Leave out the pictures and repeat every record exactly.

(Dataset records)
[Start of section]

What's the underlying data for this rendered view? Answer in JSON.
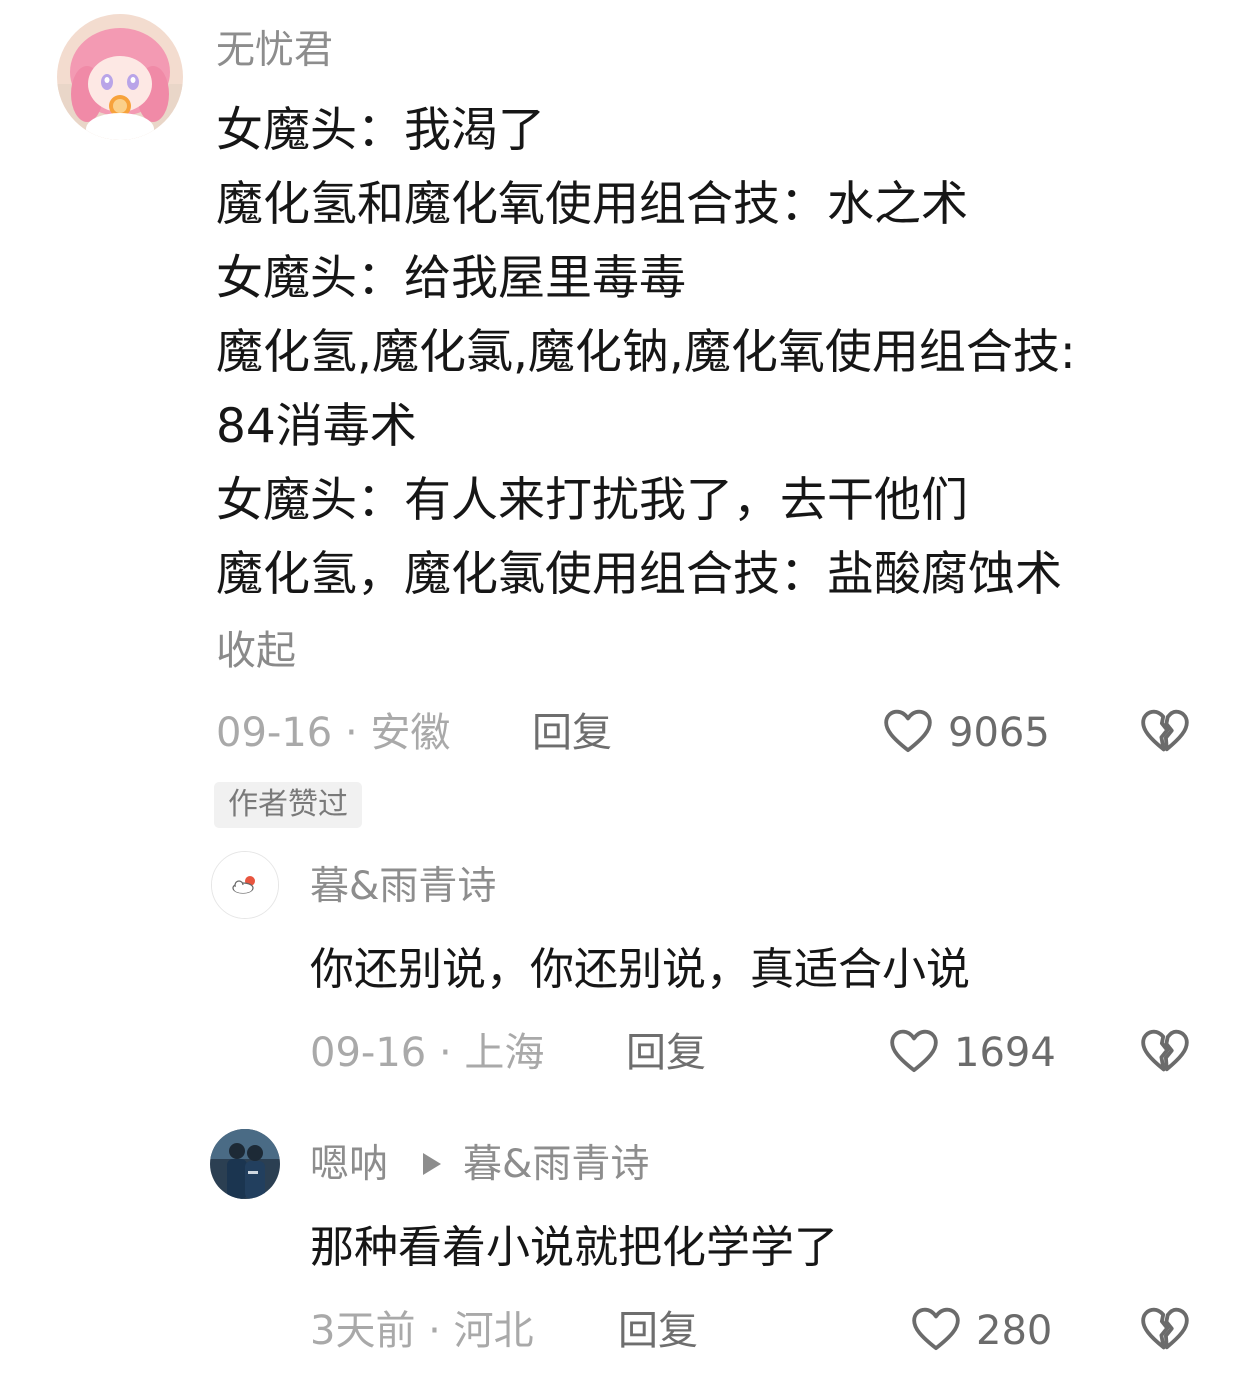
{
  "main_comment": {
    "username": "无忧君",
    "lines": [
      "女魔头：我渴了",
      "魔化氢和魔化氧使用组合技：水之术",
      "女魔头：给我屋里毒毒",
      "魔化氢,魔化氯,魔化钠,魔化氧使用组合技:",
      "84消毒术",
      "女魔头：有人来打扰我了，去干他们",
      "魔化氢，魔化氯使用组合技：盐酸腐蚀术"
    ],
    "collapse_label": "收起",
    "meta": "09-16 · 安徽",
    "reply_label": "回复",
    "like_count": "9065",
    "author_liked_badge": "作者赞过"
  },
  "replies": [
    {
      "username": "暮&雨青诗",
      "text": "你还别说，你还别说，真适合小说",
      "meta": "09-16 · 上海",
      "reply_label": "回复",
      "like_count": "1694"
    },
    {
      "username": "嗯呐",
      "reply_to": "暮&雨青诗",
      "text": "那种看着小说就把化学学了",
      "meta": "3天前 · 河北",
      "reply_label": "回复",
      "like_count": "280"
    }
  ],
  "icons": {
    "like": "heart-outline-icon",
    "dislike": "broken-heart-icon",
    "reply_arrow": "play-triangle-icon"
  },
  "colors": {
    "text_primary": "#161616",
    "text_secondary": "#8d8d8d",
    "text_meta": "#a9a9a9",
    "badge_bg": "#f1f1f1"
  }
}
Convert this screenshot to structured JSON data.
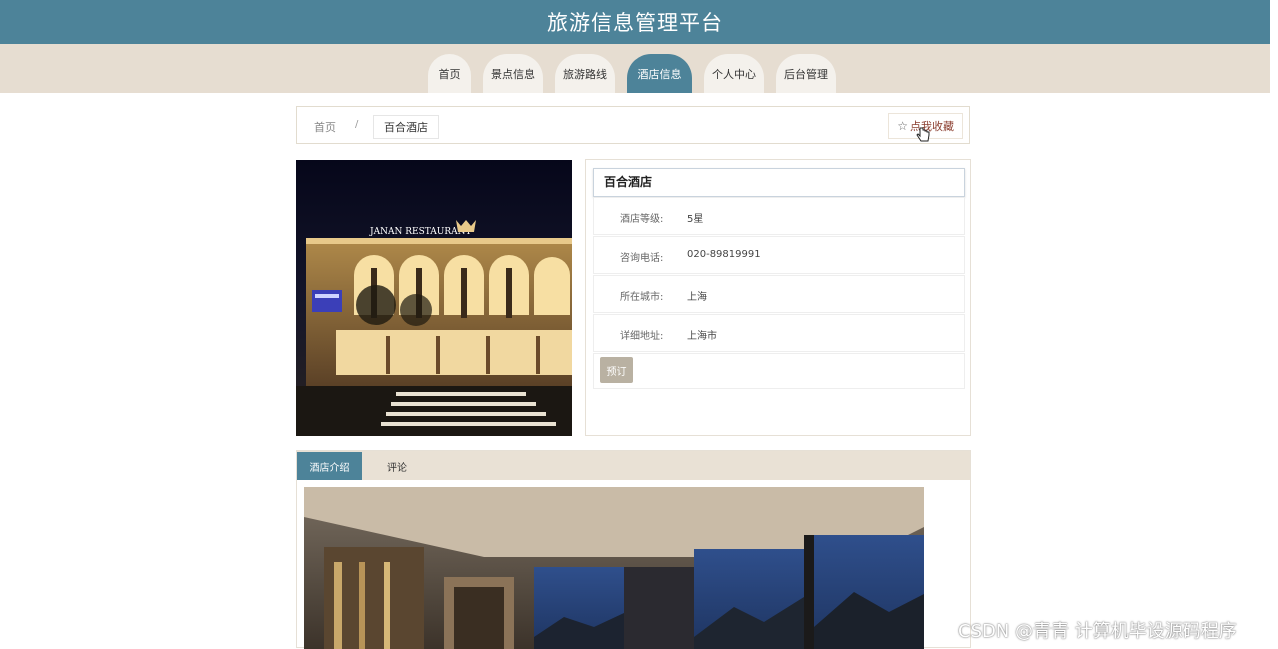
{
  "header": {
    "title": "旅游信息管理平台"
  },
  "nav": {
    "items": [
      {
        "label": "首页"
      },
      {
        "label": "景点信息"
      },
      {
        "label": "旅游路线"
      },
      {
        "label": "酒店信息"
      },
      {
        "label": "个人中心"
      },
      {
        "label": "后台管理"
      }
    ],
    "active_index": 3
  },
  "breadcrumb": {
    "home": "首页",
    "separator": "/",
    "current": "百合酒店"
  },
  "favorite_button": {
    "label": "点我收藏",
    "icon": "star-outline-icon"
  },
  "hotel": {
    "photo_sign": "JANAN RESTAURANT",
    "name": "百合酒店",
    "fields": [
      {
        "label": "酒店等级:",
        "value": "5星"
      },
      {
        "label": "咨询电话:",
        "value": "020-89819991"
      },
      {
        "label": "所在城市:",
        "value": "上海"
      },
      {
        "label": "详细地址:",
        "value": "上海市"
      }
    ],
    "book_label": "预订"
  },
  "tabs": [
    {
      "label": "酒店介绍",
      "active": true
    },
    {
      "label": "评论",
      "active": false
    }
  ],
  "watermark": "CSDN @青青  计算机毕设源码程序",
  "colors": {
    "primary": "#4d8399",
    "nav_bg": "#e6ddd1",
    "book_button": "#b9b1a2"
  }
}
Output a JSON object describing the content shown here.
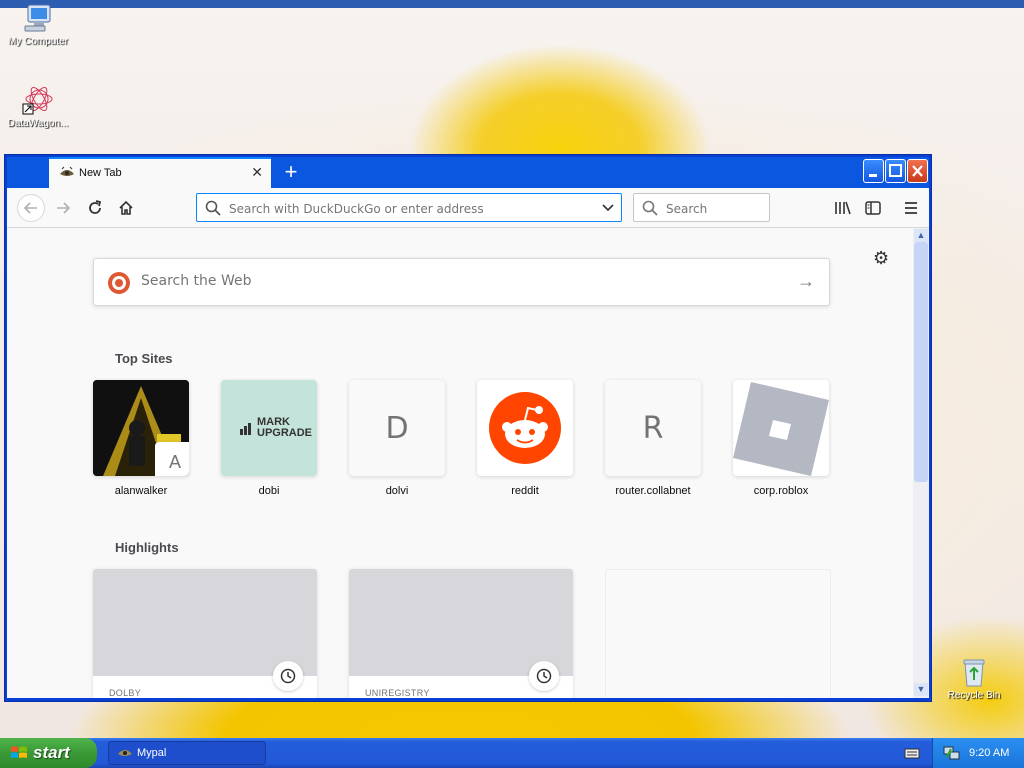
{
  "desktop": {
    "icons": [
      {
        "label": "My Computer"
      },
      {
        "label": "DataWagon..."
      },
      {
        "label": "Recycle Bin"
      }
    ]
  },
  "browser": {
    "tab": {
      "title": "New Tab"
    },
    "url_placeholder": "Search with DuckDuckGo or enter address",
    "search_placeholder": "Search",
    "web_search_placeholder": "Search the Web",
    "top_sites_title": "Top Sites",
    "top_sites": [
      {
        "label": "alanwalker",
        "badge": "A"
      },
      {
        "label": "dobi",
        "logo_text": "MARK UPGRADE"
      },
      {
        "label": "dolvi",
        "letter": "D"
      },
      {
        "label": "reddit"
      },
      {
        "label": "router.collabnet",
        "letter": "R"
      },
      {
        "label": "corp.roblox"
      }
    ],
    "highlights_title": "Highlights",
    "highlights": [
      {
        "source": "DOLBY"
      },
      {
        "source": "UNIREGISTRY"
      },
      {
        "source": ""
      }
    ]
  },
  "taskbar": {
    "start_label": "start",
    "tasks": [
      {
        "label": "Mypal"
      }
    ],
    "clock": "9:20 AM"
  },
  "colors": {
    "window_frame": "#0a3fd6",
    "accent": "#0a84ff",
    "duckduckgo": "#de5833",
    "reddit": "#ff4500",
    "taskbar": "#245ddb",
    "start_green": "#3a9a36"
  }
}
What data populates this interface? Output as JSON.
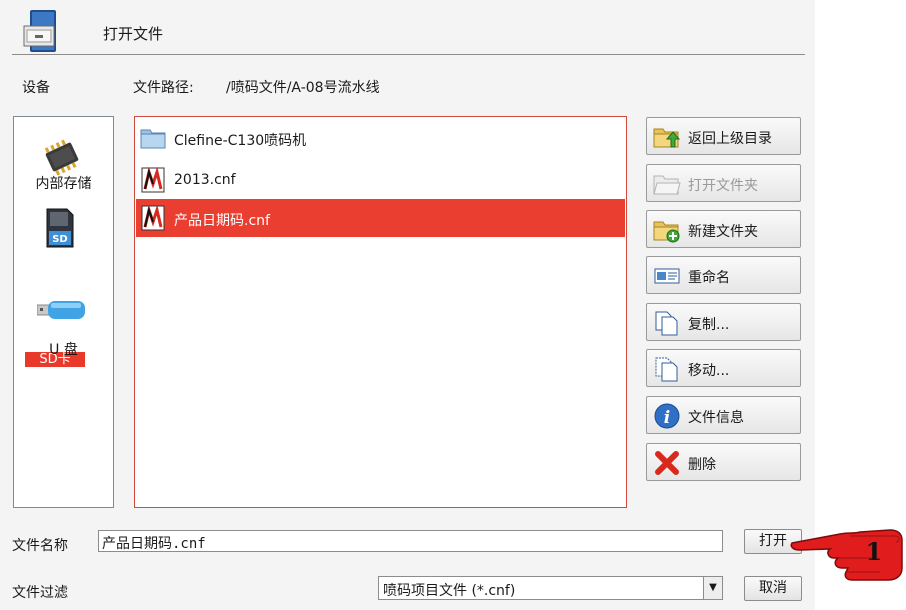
{
  "window": {
    "title": "打开文件"
  },
  "devices": {
    "label": "设备",
    "items": [
      {
        "label": "内部存储",
        "icon": "chip-icon"
      },
      {
        "label": "SD卡",
        "icon": "sd-card-icon",
        "selected": true
      },
      {
        "label": "U 盘",
        "icon": "usb-drive-icon"
      }
    ]
  },
  "path": {
    "label": "文件路径:",
    "value": "/喷码文件/A-08号流水线"
  },
  "files": [
    {
      "name": "Clefine-C130喷码机",
      "type": "folder",
      "icon": "folder-icon"
    },
    {
      "name": "2013.cnf",
      "type": "file",
      "icon": "cnf-file-icon"
    },
    {
      "name": "产品日期码.cnf",
      "type": "file",
      "icon": "cnf-file-icon",
      "selected": true
    }
  ],
  "actions": [
    {
      "label": "返回上级目录",
      "icon": "folder-up-icon",
      "enabled": true
    },
    {
      "label": "打开文件夹",
      "icon": "open-folder-icon",
      "enabled": false
    },
    {
      "label": "新建文件夹",
      "icon": "new-folder-icon",
      "enabled": true
    },
    {
      "label": "重命名",
      "icon": "rename-icon",
      "enabled": true
    },
    {
      "label": "复制...",
      "icon": "copy-icon",
      "enabled": true
    },
    {
      "label": "移动...",
      "icon": "move-icon",
      "enabled": true
    },
    {
      "label": "文件信息",
      "icon": "info-icon",
      "enabled": true
    },
    {
      "label": "删除",
      "icon": "delete-icon",
      "enabled": true
    }
  ],
  "filename": {
    "label": "文件名称",
    "value": "产品日期码.cnf",
    "open_label": "打开"
  },
  "filter": {
    "label": "文件过滤",
    "value": "喷码项目文件 (*.cnf)",
    "cancel_label": "取消"
  },
  "callout": {
    "number": "1"
  },
  "colors": {
    "selection": "#ea3e30",
    "panel_border": "#d14a3e",
    "background": "#f4f4f4"
  }
}
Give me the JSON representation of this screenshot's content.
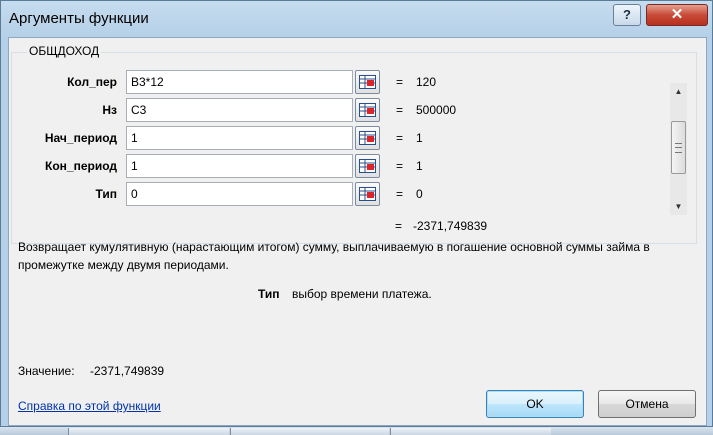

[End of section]

## Task response
What's the underlying data for this rendered view? Answer in JSON.
{
  "main_comment": {
    "username": "无忧君",
    "lines": [
      "女魔头：我渴了",
      "魔化氢和魔化氧使用组合技：水之术",
      "女魔头：给我屋里毒毒",
      "魔化氢,魔化氯,魔化钠,魔化氧使用组合技:",
      "84消毒术",
      "女魔头：有人来打扰我了，去干他们",
      "魔化氢，魔化氯使用组合技：盐酸腐蚀术"
    ],
    "collapse_label": "收起",
    "meta": "09-16 · 安徽",
    "reply_label": "回复",
    "like_count": "9065",
    "author_liked_badge": "作者赞过"
  },
  "replies": [
    {
      "username": "暮&雨青诗",
      "text": "你还别说，你还别说，真适合小说",
      "meta": "09-16 · 上海",
      "reply_label": "回复",
      "like_count": "1694"
    },
    {
      "username": "嗯呐",
      "reply_to": "暮&雨青诗",
      "text": "那种看着小说就把化学学了",
      "meta": "3天前 · 河北",
      "reply_label": "回复",
      "like_count": "280"
    }
  ],
  "icons": {
    "like": "heart-outline-icon",
    "dislike": "broken-heart-icon",
    "reply_arrow": "play-triangle-icon"
  },
  "colors": {
    "text_primary": "#161616",
    "text_secondary": "#8d8d8d",
    "text_meta": "#a9a9a9",
    "badge_bg": "#f1f1f1"
  }
}
Convert this screenshot to structured JSON data.
{
  "header": {
    "title": "旅游信息管理平台"
  },
  "nav": {
    "items": [
      {
        "label": "首页"
      },
      {
        "label": "景点信息"
      },
      {
        "label": "旅游路线"
      },
      {
        "label": "酒店信息"
      },
      {
        "label": "个人中心"
      },
      {
        "label": "后台管理"
      }
    ],
    "active_index": 3
  },
  "breadcrumb": {
    "home": "首页",
    "separator": "/",
    "current": "百合酒店"
  },
  "favorite_button": {
    "label": "点我收藏",
    "icon": "star-outline-icon"
  },
  "hotel": {
    "photo_sign": "JANAN RESTAURANT",
    "name": "百合酒店",
    "fields": [
      {
        "label": "酒店等级:",
        "value": "5星"
      },
      {
        "label": "咨询电话:",
        "value": "020-89819991"
      },
      {
        "label": "所在城市:",
        "value": "上海"
      },
      {
        "label": "详细地址:",
        "value": "上海市"
      }
    ],
    "book_label": "预订"
  },
  "tabs": [
    {
      "label": "酒店介绍",
      "active": true
    },
    {
      "label": "评论",
      "active": false
    }
  ],
  "watermark": "CSDN @青青  计算机毕设源码程序",
  "colors": {
    "primary": "#4d8399",
    "nav_bg": "#e6ddd1",
    "book_button": "#b9b1a2"
  }
}
Output a JSON object describing the content shown here.
{
  "desktop": {
    "icons": [
      {
        "label": "My Computer"
      },
      {
        "label": "DataWagon..."
      },
      {
        "label": "Recycle Bin"
      }
    ]
  },
  "browser": {
    "tab": {
      "title": "New Tab"
    },
    "url_placeholder": "Search with DuckDuckGo or enter address",
    "search_placeholder": "Search",
    "web_search_placeholder": "Search the Web",
    "top_sites_title": "Top Sites",
    "top_sites": [
      {
        "label": "alanwalker",
        "badge": "A"
      },
      {
        "label": "dobi",
        "logo_text": "MARK UPGRADE"
      },
      {
        "label": "dolvi",
        "letter": "D"
      },
      {
        "label": "reddit"
      },
      {
        "label": "router.collabnet",
        "letter": "R"
      },
      {
        "label": "corp.roblox"
      }
    ],
    "highlights_title": "Highlights",
    "highlights": [
      {
        "source": "DOLBY"
      },
      {
        "source": "UNIREGISTRY"
      },
      {
        "source": ""
      }
    ]
  },
  "taskbar": {
    "start_label": "start",
    "tasks": [
      {
        "label": "Mypal"
      }
    ],
    "clock": "9:20 AM"
  },
  "colors": {
    "window_frame": "#0a3fd6",
    "accent": "#0a84ff",
    "duckduckgo": "#de5833",
    "reddit": "#ff4500",
    "taskbar": "#245ddb",
    "start_green": "#3a9a36"
  }
}
What data populates this interface? Output as JSON.
{
  "window": {
    "title": "打开文件"
  },
  "devices": {
    "label": "设备",
    "items": [
      {
        "label": "内部存储",
        "icon": "chip-icon"
      },
      {
        "label": "SD卡",
        "icon": "sd-card-icon",
        "selected": true
      },
      {
        "label": "U 盘",
        "icon": "usb-drive-icon"
      }
    ]
  },
  "path": {
    "label": "文件路径:",
    "value": "/喷码文件/A-08号流水线"
  },
  "files": [
    {
      "name": "Clefine-C130喷码机",
      "type": "folder",
      "icon": "folder-icon"
    },
    {
      "name": "2013.cnf",
      "type": "file",
      "icon": "cnf-file-icon"
    },
    {
      "name": "产品日期码.cnf",
      "type": "file",
      "icon": "cnf-file-icon",
      "selected": true
    }
  ],
  "actions": [
    {
      "label": "返回上级目录",
      "icon": "folder-up-icon",
      "enabled": true
    },
    {
      "label": "打开文件夹",
      "icon": "open-folder-icon",
      "enabled": false
    },
    {
      "label": "新建文件夹",
      "icon": "new-folder-icon",
      "enabled": true
    },
    {
      "label": "重命名",
      "icon": "rename-icon",
      "enabled": true
    },
    {
      "label": "复制...",
      "icon": "copy-icon",
      "enabled": true
    },
    {
      "label": "移动...",
      "icon": "move-icon",
      "enabled": true
    },
    {
      "label": "文件信息",
      "icon": "info-icon",
      "enabled": true
    },
    {
      "label": "删除",
      "icon": "delete-icon",
      "enabled": true
    }
  ],
  "filename": {
    "label": "文件名称",
    "value": "产品日期码.cnf",
    "open_label": "打开"
  },
  "filter": {
    "label": "文件过滤",
    "value": "喷码项目文件 (*.cnf)",
    "cancel_label": "取消"
  },
  "callout": {
    "number": "1"
  },
  "colors": {
    "selection": "#ea3e30",
    "panel_border": "#d14a3e",
    "background": "#f4f4f4"
  }
}
Give me the JSON representation of this screenshot's content.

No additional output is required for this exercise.